On September 12, 2018, by Executive Order 13848, the President declared a national emergency pursuant to the International Emergency Economic Powers Act (50 U.S.C. 1701 et seq.) to deal with the unusual and extraordinary threat to the national security and foreign policy of the United States constituted by the threat of foreign interference in or undermining public confidence in United States elections.
Although there has been no evidence of a foreign power altering the outcomes or vote tabulation in any United States election, foreign powers have historically sought to exploit America’s free and open political system. In recent years, the proliferation of digital devices and internet-based communications has created significant vulnerabilities and magnified the scope and intensity of the threat of foreign interference. The ability of persons located, in whole or in substantial part, outside the United States to interfere in or undermine public confidence in United States elections, including through the unauthorized accessing of election and campaign infrastructure or the covert distribution of propaganda and disinformation, continues to pose an unusual and extraordinary threat to the national security and foreign policy of the United States.

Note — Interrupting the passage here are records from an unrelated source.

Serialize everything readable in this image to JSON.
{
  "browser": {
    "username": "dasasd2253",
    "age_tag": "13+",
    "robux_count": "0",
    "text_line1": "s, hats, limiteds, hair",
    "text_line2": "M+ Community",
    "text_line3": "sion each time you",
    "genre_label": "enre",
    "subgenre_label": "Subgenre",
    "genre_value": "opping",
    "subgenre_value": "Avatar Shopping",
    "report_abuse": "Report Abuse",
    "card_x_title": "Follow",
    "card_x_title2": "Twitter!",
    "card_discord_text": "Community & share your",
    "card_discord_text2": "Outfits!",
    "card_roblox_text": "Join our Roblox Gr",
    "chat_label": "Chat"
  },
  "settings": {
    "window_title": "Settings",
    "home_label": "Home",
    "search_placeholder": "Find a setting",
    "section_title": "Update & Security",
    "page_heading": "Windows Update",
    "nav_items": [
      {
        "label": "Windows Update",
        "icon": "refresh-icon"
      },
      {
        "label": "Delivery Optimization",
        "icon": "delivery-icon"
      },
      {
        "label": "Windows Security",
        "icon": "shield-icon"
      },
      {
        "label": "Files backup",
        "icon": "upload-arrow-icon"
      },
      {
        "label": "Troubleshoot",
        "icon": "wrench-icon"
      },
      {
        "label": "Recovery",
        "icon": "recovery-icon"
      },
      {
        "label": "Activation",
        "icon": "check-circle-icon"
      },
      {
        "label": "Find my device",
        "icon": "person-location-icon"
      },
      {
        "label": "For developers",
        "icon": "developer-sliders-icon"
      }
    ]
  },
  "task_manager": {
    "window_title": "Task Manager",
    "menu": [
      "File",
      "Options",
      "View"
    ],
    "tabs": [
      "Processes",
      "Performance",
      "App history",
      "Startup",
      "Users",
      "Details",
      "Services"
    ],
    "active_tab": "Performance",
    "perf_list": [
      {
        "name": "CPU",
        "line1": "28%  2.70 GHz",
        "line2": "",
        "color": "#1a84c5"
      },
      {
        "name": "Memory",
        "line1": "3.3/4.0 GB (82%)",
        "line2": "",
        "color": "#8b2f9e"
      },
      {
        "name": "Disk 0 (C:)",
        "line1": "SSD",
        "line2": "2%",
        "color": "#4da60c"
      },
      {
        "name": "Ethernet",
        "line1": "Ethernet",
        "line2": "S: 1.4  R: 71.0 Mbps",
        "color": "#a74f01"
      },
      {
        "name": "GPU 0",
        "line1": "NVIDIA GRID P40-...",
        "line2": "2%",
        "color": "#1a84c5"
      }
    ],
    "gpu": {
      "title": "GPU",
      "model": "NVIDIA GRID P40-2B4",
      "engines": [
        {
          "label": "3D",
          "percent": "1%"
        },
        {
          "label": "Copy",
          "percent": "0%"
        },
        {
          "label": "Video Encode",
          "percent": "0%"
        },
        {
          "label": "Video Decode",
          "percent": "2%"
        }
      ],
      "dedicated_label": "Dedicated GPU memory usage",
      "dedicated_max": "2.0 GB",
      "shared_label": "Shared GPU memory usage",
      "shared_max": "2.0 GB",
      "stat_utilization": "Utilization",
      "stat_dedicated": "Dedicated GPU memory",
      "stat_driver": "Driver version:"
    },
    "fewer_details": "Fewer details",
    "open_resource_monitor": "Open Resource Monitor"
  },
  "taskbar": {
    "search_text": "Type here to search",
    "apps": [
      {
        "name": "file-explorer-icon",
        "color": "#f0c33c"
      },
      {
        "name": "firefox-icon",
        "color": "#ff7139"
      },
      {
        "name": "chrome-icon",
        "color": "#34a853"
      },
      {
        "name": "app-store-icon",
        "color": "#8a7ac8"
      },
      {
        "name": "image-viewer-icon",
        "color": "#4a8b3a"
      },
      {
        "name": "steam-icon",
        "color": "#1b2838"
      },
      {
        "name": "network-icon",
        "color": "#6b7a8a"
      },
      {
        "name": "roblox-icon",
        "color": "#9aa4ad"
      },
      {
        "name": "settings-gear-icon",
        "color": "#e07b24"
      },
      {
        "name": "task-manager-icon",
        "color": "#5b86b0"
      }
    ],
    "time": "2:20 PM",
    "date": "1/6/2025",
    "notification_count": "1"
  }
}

For this reason, the national emergency declared on September 12, 2018, must continue in effect beyond September 12, 2023. Therefore, in accordance with section 202(d) of the National Emergencies Act (50 U.S.C. 1622(d)), I am continuing for 1 year the national emergency declared in Executive Order 13848 with respect to the threat of foreign interference in or undermining public confidence in United States elections.
This notice shall be published in the Federal Register and transmitted to the Congress.
JOSEPH R. BIDEN JR.
THE WHITE HOUSE,
September 7, 2023.
Official news published at https://www.whitehouse.gov/briefing-room/presidential-actions/2023/09/07/press-release-notice-on-the-continuation-of-the-national-emergency-with-respect-to-foreign-interference-in-or-undermining-public-confidence-in-united-states-elections/